(Task details): Pictures do not belong in the copy, so please give every entry below again exactly.

(Records for this task):
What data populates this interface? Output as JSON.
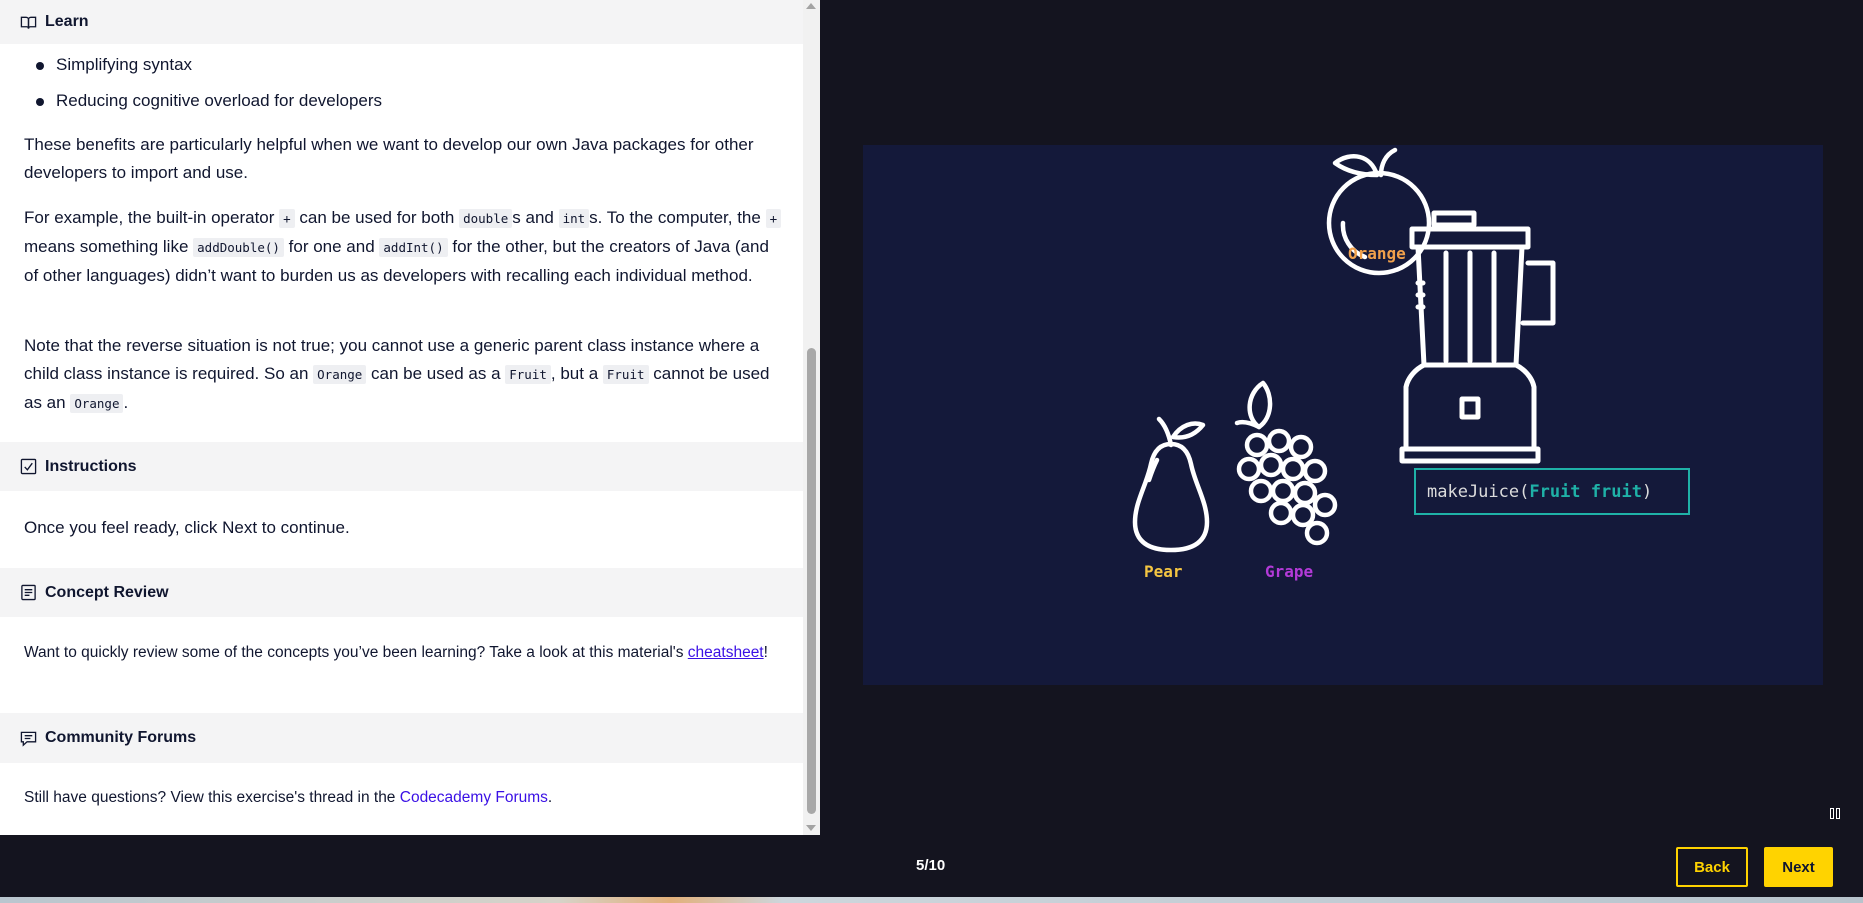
{
  "lesson": {
    "learn_header": "Learn",
    "bullets": [
      "Simplifying syntax",
      "Reducing cognitive overload for developers"
    ],
    "paragraph1": "These benefits are particularly helpful when we want to develop our own Java packages for other developers to import and use.",
    "paragraph2": {
      "t1": "For example, the built-in operator ",
      "c1": "+",
      "t2": " can be used for both ",
      "c2": "double",
      "t3": "s and ",
      "c3": "int",
      "t4": "s. To the computer, the ",
      "c4": "+",
      "t5": " means something like ",
      "c5": "addDouble()",
      "t6": " for one and ",
      "c6": "addInt()",
      "t7": " for the other, but the creators of Java (and of other languages) didn’t want to burden us as developers with recalling each individual method."
    },
    "paragraph3": {
      "t1": "Note that the reverse situation is not true; you cannot use a generic parent class instance where a child class instance is required. So an ",
      "c1": "Orange",
      "t2": " can be used as a ",
      "c2": "Fruit",
      "t3": ", but a ",
      "c3": "Fruit",
      "t4": " cannot be used as an ",
      "c4": "Orange",
      "t5": "."
    },
    "instructions_header": "Instructions",
    "instructions_text": "Once you feel ready, click Next to continue.",
    "concept_header": "Concept Review",
    "concept_text": "Want to quickly review some of the concepts you’ve been learning? Take a look at this material's ",
    "concept_link": "cheatsheet",
    "concept_end": "!",
    "forums_header": "Community Forums",
    "forums_text": "Still have questions? View this exercise's thread in the ",
    "forums_link": "Codecademy Forums",
    "forums_end": "."
  },
  "diagram": {
    "orange_label": "Orange",
    "pear_label": "Pear",
    "grape_label": "Grape",
    "method_name": "makeJuice(",
    "method_arg": "Fruit fruit",
    "method_close": ")",
    "colors": {
      "background": "#14193a",
      "orange": "#f0a04b",
      "pear": "#f4c542",
      "grape": "#b33ad8",
      "teal": "#1fb1a7"
    }
  },
  "footer": {
    "progress": "5/10",
    "back_label": "Back",
    "next_label": "Next"
  },
  "icons": {
    "learn": "book-icon",
    "instructions": "checkbox-icon",
    "concept": "document-icon",
    "forums": "chat-icon",
    "pause": "pause-icon"
  }
}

(Solution to the exercise):
What data populates this interface? Output as JSON.
{
  "lesson": {
    "learn_header": "Learn",
    "bullets": [
      "Simplifying syntax",
      "Reducing cognitive overload for developers"
    ],
    "paragraph1": "These benefits are particularly helpful when we want to develop our own Java packages for other developers to import and use.",
    "paragraph2": {
      "t1": "For example, the built-in operator ",
      "c1": "+",
      "t2": " can be used for both ",
      "c2": "double",
      "t3": "s and ",
      "c3": "int",
      "t4": "s. To the computer, the ",
      "c4": "+",
      "t5": " means something like ",
      "c5": "addDouble()",
      "t6": " for one and ",
      "c6": "addInt()",
      "t7": " for the other, but the creators of Java (and of other languages) didn’t want to burden us as developers with recalling each individual method."
    },
    "paragraph3": {
      "t1": "Note that the reverse situation is not true; you cannot use a generic parent class instance where a child class instance is required. So an ",
      "c1": "Orange",
      "t2": " can be used as a ",
      "c2": "Fruit",
      "t3": ", but a ",
      "c3": "Fruit",
      "t4": " cannot be used as an ",
      "c4": "Orange",
      "t5": "."
    },
    "instructions_header": "Instructions",
    "instructions_text": "Once you feel ready, click Next to continue.",
    "concept_header": "Concept Review",
    "concept_text": "Want to quickly review some of the concepts you’ve been learning? Take a look at this material's ",
    "concept_link": "cheatsheet",
    "concept_end": "!",
    "forums_header": "Community Forums",
    "forums_text": "Still have questions? View this exercise's thread in the ",
    "forums_link": "Codecademy Forums",
    "forums_end": "."
  },
  "diagram": {
    "orange_label": "Orange",
    "pear_label": "Pear",
    "grape_label": "Grape",
    "method_name": "makeJuice(",
    "method_arg": "Fruit fruit",
    "method_close": ")",
    "colors": {
      "background": "#14193a",
      "orange": "#f0a04b",
      "pear": "#f4c542",
      "grape": "#b33ad8",
      "teal": "#1fb1a7"
    }
  },
  "footer": {
    "progress": "5/10",
    "back_label": "Back",
    "next_label": "Next"
  },
  "icons": {
    "learn": "book-icon",
    "instructions": "checkbox-icon",
    "concept": "document-icon",
    "forums": "chat-icon",
    "pause": "pause-icon"
  }
}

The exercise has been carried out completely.